Suitable for: projects in which
a failure could result in serious bodily harm, death, or another
intolerable loss. For example, real-time manned vehicle control, or
an FDA Class III medical device. Or an automated investment system
that trades hundreds of millions of dollars without human
Deciding on a Quality Assurance
So quality assurance can range
from quite trivial, to a powerful structure that can heavily affect
your engineering process, culture, schedule, and budget. That’s an
amazingly large range. How to choose?
Consider these key
is the total cost to our company of the routine defects we tend to
see? Is it more than improving our QA would cost?
would be the total cost to our company of a really bad defect that
was released unknowingly? Is this cost, weighted by its
probability, worse than improving our QA?

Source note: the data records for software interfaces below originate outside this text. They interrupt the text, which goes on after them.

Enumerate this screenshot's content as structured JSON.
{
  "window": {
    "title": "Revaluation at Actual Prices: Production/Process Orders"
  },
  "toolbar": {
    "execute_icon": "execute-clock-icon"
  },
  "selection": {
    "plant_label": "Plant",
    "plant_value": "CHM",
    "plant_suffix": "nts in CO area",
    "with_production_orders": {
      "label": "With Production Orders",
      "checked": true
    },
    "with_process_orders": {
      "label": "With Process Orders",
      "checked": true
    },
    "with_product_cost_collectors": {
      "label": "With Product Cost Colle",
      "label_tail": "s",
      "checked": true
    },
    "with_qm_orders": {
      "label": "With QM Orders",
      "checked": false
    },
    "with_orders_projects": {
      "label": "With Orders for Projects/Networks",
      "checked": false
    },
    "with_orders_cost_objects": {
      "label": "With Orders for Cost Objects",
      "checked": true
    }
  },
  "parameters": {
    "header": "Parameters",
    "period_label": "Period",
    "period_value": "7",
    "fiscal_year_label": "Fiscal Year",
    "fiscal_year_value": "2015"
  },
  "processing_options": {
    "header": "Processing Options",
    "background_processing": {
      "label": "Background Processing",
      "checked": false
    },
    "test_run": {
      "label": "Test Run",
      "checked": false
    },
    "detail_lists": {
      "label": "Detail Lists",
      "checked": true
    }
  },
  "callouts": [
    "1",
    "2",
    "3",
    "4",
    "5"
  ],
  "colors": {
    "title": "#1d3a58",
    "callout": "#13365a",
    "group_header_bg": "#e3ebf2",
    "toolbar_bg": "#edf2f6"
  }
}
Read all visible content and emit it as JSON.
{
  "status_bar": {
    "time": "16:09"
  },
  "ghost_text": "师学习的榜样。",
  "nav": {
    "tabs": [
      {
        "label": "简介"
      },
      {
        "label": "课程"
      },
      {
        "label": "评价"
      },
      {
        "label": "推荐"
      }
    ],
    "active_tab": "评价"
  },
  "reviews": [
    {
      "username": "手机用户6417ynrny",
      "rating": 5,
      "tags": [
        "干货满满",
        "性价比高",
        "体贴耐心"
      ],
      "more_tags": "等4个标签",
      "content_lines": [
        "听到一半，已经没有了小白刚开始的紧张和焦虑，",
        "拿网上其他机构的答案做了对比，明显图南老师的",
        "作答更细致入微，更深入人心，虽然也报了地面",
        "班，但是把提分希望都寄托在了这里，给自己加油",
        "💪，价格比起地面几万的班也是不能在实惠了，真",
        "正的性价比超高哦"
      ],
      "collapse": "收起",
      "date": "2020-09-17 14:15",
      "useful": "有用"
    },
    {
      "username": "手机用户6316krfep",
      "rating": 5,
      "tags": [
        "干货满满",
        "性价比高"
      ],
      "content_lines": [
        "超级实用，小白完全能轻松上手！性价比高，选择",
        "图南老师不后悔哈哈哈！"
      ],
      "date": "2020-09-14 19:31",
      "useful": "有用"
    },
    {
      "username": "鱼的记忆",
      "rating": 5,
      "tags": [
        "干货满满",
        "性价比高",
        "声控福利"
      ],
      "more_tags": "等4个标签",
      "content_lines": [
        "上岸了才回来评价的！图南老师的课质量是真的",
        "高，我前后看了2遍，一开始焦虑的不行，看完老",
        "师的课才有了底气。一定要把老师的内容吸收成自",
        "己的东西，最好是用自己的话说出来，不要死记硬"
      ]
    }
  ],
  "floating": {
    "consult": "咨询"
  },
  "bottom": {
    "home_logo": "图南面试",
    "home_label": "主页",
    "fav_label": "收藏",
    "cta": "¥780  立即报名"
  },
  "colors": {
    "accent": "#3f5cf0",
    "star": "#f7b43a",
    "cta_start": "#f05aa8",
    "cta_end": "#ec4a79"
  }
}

we doing so much QA that it’s hampering our ability to operate the
business? That is, are we letting the quest for perfection block
the release of product that’s good enough for our users and
we meeting all regulatory and contractual requirements? Will that
be agreed if a regulator or a lawsuit causes our engineering to be
inspected, or our records to be reviewed?
- Do we
have enough education in testing and project management that we
improve our QA? If not, do we have
access to experts who can teach us, and/or the ability to hire
staff with the needed background?
our top management and our culture support quality as much as they support getting new
features out the door, or is this an evangelism situation requiring
In the real world you will
always hear voices saying “hurry up and get done, at less cost” and
other voices saying “only the best will do for our users and our
data.” These are all important values, and there is a never-ending
balancing act to get enough of all of them. Be thoughtful and wise,
and don’t assume that “out of sight currently” means “doesn’t
How to get the discussion
Here at FP Complete, we have the
good fortune to serve lots of very smart companies’ engineering and
IT teams, from FinTech to medical devices to secure online
services. We see the results of QA first-hand, and we see how
necessary it is. A focused, intentional, best-practices approach to
QA is how companies get better results from their technology
I recommend raising the issue of
quality assurance at your weekly/monthly team meetings and
management meetings. Rather than assuming one right approach, raise
questions and start the discussion. How much QA is right for this
team, and this project? Here are some ideas for
know we try to ship a quality product. How confident are we that
unknown defects aren’t lurking in there? What would it take to do
have been scary stories lately about companies with security holes
and other costly bugs. How can we make sure we’re not one of those
stories next year?
built a culture that focuses on innovation and meeting user needs.
But have we also focused enough on predictable quality? Are we
sometimes improvising where we should be engineering?
seem to be a lot of people out there who know much more about
quality than we do. Can we afford to leave things this way? Is
quality a competitive vulnerability where another firm could start
upsetting and stealing our users, or make us look bad?
invested heavily in quality assurance. Is it time to institute a
decision-making path, to ensure that QA isn’t too heavy on one
project, or too light on another?
we turn great quality into a competitive advantage?
Quality assurance is an
evergreen topic -- always relevant, and likely to gain in
importance for a long time. Let’s all give it the attention it
Subscribe to our blog via email
Email subscriptions come from our Atom feed and are handled by Blogtrottr. You will only receive notifications of blog posts, and can unsubscribe any time.
Do you like this blog post and need help with Next Generation Software Engineering, DevSecOps or Blockchain & Smart Contracts? Contact us.